It doesn’t have to be this way. We can change how we view the space environment and do things to clean it up and prevent it from becoming increasingly trashed.
Most spacefaring nations now require spacecraft to deorbit within twenty-five years of their anticipated end of life. This will prevent the accumulation of old satellites in space and go a long way toward reducing the chance of future dead satellite explosions creating new debris fields. Most countries now also require their rockets to minimize the creation of new debris in the launch process. During virtually all phases of flight, rockets are now designed to not contribute to the buildup of space debris.
We can come up with a way to collect or destroy the nearly half million pieces of space debris already circling the planet. This won’t be easy. The junk is traveling at orbital velocities and will be difficult to find, catch and remove. The cost of creating a space garbage collection program could run into the billions of dollars.

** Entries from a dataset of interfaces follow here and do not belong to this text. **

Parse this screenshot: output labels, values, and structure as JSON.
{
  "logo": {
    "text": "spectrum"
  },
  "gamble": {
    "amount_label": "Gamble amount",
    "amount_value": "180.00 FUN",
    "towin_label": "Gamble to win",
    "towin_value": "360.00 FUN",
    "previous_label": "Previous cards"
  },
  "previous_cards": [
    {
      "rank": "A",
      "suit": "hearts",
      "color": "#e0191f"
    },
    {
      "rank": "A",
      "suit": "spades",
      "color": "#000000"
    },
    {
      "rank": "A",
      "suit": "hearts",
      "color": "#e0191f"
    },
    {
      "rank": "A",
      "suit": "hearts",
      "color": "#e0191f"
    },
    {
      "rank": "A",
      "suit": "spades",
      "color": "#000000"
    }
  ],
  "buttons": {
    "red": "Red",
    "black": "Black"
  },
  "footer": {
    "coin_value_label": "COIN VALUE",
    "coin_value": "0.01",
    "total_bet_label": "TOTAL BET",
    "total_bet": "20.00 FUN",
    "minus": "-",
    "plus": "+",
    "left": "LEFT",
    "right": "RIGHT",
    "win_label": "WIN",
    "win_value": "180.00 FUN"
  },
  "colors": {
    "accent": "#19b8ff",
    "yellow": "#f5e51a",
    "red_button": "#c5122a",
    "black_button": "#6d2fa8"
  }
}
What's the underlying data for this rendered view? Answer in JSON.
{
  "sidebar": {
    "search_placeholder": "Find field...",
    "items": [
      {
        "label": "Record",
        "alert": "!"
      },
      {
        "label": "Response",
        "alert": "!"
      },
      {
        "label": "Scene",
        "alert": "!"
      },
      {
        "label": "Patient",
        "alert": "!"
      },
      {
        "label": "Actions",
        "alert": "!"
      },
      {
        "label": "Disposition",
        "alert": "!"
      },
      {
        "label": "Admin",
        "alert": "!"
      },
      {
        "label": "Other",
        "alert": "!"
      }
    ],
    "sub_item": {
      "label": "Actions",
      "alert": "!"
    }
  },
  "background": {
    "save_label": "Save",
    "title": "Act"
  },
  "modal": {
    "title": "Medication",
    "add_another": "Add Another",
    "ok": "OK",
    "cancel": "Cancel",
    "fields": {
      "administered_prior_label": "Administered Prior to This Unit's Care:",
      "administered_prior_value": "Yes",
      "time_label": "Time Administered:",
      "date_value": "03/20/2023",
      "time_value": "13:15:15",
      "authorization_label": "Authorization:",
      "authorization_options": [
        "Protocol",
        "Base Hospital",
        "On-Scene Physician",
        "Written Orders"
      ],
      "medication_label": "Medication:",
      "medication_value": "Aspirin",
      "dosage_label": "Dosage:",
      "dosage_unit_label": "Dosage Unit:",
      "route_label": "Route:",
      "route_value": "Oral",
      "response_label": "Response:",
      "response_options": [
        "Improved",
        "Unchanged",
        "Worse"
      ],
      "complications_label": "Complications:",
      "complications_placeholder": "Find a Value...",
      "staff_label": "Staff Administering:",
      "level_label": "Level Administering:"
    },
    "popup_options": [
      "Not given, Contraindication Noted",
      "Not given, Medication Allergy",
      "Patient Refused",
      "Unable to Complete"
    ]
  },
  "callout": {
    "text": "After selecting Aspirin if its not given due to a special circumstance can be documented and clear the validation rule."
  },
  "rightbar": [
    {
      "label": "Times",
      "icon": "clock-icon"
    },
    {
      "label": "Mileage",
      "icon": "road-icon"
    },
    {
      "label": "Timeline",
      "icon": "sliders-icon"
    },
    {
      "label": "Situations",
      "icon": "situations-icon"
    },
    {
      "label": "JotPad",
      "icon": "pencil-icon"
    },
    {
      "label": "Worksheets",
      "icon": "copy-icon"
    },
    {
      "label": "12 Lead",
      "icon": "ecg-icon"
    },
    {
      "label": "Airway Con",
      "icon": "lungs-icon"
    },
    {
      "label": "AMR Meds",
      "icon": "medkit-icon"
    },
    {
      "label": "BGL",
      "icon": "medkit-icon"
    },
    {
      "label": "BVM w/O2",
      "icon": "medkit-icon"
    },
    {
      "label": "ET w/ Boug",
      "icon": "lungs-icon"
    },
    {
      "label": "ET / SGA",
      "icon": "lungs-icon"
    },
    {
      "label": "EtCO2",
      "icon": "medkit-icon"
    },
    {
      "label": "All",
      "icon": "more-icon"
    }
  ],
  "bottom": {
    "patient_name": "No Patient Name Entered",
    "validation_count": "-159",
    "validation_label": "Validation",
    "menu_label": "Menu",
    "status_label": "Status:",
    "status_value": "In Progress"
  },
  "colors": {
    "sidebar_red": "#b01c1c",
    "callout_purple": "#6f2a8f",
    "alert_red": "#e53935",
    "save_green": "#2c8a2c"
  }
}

We can stop testing satellite destroying technologies in space. In 2007, China wanted to show the world that they, like the US and Russia, could target and destroy a satellite in space. They used a missile to destroy one of their own old weather satellites, creating an estimated 2,600 pieces of new debris –having the dubious honor of causing the single largest debris-generating event in human history. Figure 3 shows the growth of orbital debris over time and the huge impact of this Chinese test. It must be noted that shortly after the Chinese test, the US conducted a similar test. The US targeted a satellite in a very low orbit for destruction; the debris created thus didn’t remain in orbit very long and it did not add to the overall debris accumulation problem.
To protect against solar storms we should add significant shielding to our satellites, making them more resistant to the radiation that might someday otherwise overwhelm them. Most military satellites are designed to survive a space nuclear war and the increased radiation that would result. Civilian satellites are not, making them vulnerable to solar storms that do occasionally strike the Earth. Fortunately, we haven’t experienced a solar storm large enough to destroy our satellites since the dawn of the modern space age. But they do happen, we’ve just been lucky that they missed the Earth as they blew outward into the solar system.
We need to be aware of the risks we’ve accepted by becoming a space-dependent nation and civilization. With foresight and planning, none of these disaster scenarios need become real. Let’s have the dialog, make plans, and do what it takes to make sure that they remain in the realm of fiction.
Copyright © 2014 by Les Johnson
Les Johnson is a Baen science fiction author, popular science writer, and NASA technologist. His most recent science fiction novel, Rescue Mode, coauthored with Ben Bova, was published by Baen in June 2014. To learn more about how we might lose our satellites and what the effects might be from such a loss, check out his nonfiction book on this topic from Springer Books, Sky Alert: When Satellites Fail.